Records excerpted from a collection:
++++++++
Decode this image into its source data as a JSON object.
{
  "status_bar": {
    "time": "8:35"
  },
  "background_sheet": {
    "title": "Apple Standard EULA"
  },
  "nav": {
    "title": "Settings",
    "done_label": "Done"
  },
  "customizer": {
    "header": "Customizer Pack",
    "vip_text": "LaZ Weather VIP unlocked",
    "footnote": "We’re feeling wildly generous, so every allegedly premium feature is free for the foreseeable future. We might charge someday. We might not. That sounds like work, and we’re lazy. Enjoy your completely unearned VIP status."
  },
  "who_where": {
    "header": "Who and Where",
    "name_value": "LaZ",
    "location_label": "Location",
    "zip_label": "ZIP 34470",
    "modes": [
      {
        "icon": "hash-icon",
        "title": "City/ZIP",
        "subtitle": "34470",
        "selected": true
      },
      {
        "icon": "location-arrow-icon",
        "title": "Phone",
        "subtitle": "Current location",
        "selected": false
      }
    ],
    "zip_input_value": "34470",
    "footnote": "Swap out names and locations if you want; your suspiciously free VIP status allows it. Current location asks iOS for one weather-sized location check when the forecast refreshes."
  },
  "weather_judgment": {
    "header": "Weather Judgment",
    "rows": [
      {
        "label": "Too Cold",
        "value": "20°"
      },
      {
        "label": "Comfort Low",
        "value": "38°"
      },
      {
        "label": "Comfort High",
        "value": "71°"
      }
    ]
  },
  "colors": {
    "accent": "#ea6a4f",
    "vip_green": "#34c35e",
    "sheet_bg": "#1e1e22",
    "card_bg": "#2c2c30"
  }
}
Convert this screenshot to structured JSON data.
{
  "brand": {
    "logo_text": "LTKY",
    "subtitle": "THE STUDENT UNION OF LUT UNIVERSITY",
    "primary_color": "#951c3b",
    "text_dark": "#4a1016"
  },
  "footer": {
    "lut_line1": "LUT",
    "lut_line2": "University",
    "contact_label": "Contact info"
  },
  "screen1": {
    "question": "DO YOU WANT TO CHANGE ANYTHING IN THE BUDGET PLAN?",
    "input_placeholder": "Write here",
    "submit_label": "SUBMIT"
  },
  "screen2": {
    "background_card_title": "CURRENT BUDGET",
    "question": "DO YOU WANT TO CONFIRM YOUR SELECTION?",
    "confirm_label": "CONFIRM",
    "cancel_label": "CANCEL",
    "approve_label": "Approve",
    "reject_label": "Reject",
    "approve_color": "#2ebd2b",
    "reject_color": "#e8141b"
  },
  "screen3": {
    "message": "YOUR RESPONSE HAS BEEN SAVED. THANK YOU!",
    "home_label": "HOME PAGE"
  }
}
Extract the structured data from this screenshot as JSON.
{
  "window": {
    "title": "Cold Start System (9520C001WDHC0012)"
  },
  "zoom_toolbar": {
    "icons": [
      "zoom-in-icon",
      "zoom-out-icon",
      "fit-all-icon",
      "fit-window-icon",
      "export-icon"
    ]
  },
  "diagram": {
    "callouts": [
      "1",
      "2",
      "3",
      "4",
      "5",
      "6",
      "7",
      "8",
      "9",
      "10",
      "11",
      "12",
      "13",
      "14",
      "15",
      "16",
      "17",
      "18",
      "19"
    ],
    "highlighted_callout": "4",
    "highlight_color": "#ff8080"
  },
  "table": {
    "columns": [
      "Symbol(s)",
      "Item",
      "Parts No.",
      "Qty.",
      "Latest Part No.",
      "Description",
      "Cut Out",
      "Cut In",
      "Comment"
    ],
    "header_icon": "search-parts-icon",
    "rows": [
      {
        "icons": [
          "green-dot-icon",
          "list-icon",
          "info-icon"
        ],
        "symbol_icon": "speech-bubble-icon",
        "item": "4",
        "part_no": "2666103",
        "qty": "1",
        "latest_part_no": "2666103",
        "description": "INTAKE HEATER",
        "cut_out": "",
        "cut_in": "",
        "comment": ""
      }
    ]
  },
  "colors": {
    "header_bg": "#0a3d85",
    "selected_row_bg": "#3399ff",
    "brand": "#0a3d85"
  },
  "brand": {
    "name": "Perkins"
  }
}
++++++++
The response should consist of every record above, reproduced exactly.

Decode this image into its source data as a JSON object.
{
  "status_bar": {
    "time": "8:35"
  },
  "background_sheet": {
    "title": "Apple Standard EULA"
  },
  "nav": {
    "title": "Settings",
    "done_label": "Done"
  },
  "customizer": {
    "header": "Customizer Pack",
    "vip_text": "LaZ Weather VIP unlocked",
    "footnote": "We’re feeling wildly generous, so every allegedly premium feature is free for the foreseeable future. We might charge someday. We might not. That sounds like work, and we’re lazy. Enjoy your completely unearned VIP status."
  },
  "who_where": {
    "header": "Who and Where",
    "name_value": "LaZ",
    "location_label": "Location",
    "zip_label": "ZIP 34470",
    "modes": [
      {
        "icon": "hash-icon",
        "title": "City/ZIP",
        "subtitle": "34470",
        "selected": true
      },
      {
        "icon": "location-arrow-icon",
        "title": "Phone",
        "subtitle": "Current location",
        "selected": false
      }
    ],
    "zip_input_value": "34470",
    "footnote": "Swap out names and locations if you want; your suspiciously free VIP status allows it. Current location asks iOS for one weather-sized location check when the forecast refreshes."
  },
  "weather_judgment": {
    "header": "Weather Judgment",
    "rows": [
      {
        "label": "Too Cold",
        "value": "20°"
      },
      {
        "label": "Comfort Low",
        "value": "38°"
      },
      {
        "label": "Comfort High",
        "value": "71°"
      }
    ]
  },
  "colors": {
    "accent": "#ea6a4f",
    "vip_green": "#34c35e",
    "sheet_bg": "#1e1e22",
    "card_bg": "#2c2c30"
  }
}
Convert this screenshot to structured JSON data.
{
  "brand": {
    "logo_text": "LTKY",
    "subtitle": "THE STUDENT UNION OF LUT UNIVERSITY",
    "primary_color": "#951c3b",
    "text_dark": "#4a1016"
  },
  "footer": {
    "lut_line1": "LUT",
    "lut_line2": "University",
    "contact_label": "Contact info"
  },
  "screen1": {
    "question": "DO YOU WANT TO CHANGE ANYTHING IN THE BUDGET PLAN?",
    "input_placeholder": "Write here",
    "submit_label": "SUBMIT"
  },
  "screen2": {
    "background_card_title": "CURRENT BUDGET",
    "question": "DO YOU WANT TO CONFIRM YOUR SELECTION?",
    "confirm_label": "CONFIRM",
    "cancel_label": "CANCEL",
    "approve_label": "Approve",
    "reject_label": "Reject",
    "approve_color": "#2ebd2b",
    "reject_color": "#e8141b"
  },
  "screen3": {
    "message": "YOUR RESPONSE HAS BEEN SAVED. THANK YOU!",
    "home_label": "HOME PAGE"
  }
}
Extract the structured data from this screenshot as JSON.
{
  "window": {
    "title": "Cold Start System (9520C001WDHC0012)"
  },
  "zoom_toolbar": {
    "icons": [
      "zoom-in-icon",
      "zoom-out-icon",
      "fit-all-icon",
      "fit-window-icon",
      "export-icon"
    ]
  },
  "diagram": {
    "callouts": [
      "1",
      "2",
      "3",
      "4",
      "5",
      "6",
      "7",
      "8",
      "9",
      "10",
      "11",
      "12",
      "13",
      "14",
      "15",
      "16",
      "17",
      "18",
      "19"
    ],
    "highlighted_callout": "4",
    "highlight_color": "#ff8080"
  },
  "table": {
    "columns": [
      "Symbol(s)",
      "Item",
      "Parts No.",
      "Qty.",
      "Latest Part No.",
      "Description",
      "Cut Out",
      "Cut In",
      "Comment"
    ],
    "header_icon": "search-parts-icon",
    "rows": [
      {
        "icons": [
          "green-dot-icon",
          "list-icon",
          "info-icon"
        ],
        "symbol_icon": "speech-bubble-icon",
        "item": "4",
        "part_no": "2666103",
        "qty": "1",
        "latest_part_no": "2666103",
        "description": "INTAKE HEATER",
        "cut_out": "",
        "cut_in": "",
        "comment": ""
      }
    ]
  },
  "colors": {
    "header_bg": "#0a3d85",
    "selected_row_bg": "#3399ff",
    "brand": "#0a3d85"
  },
  "brand": {
    "name": "Perkins"
  }
}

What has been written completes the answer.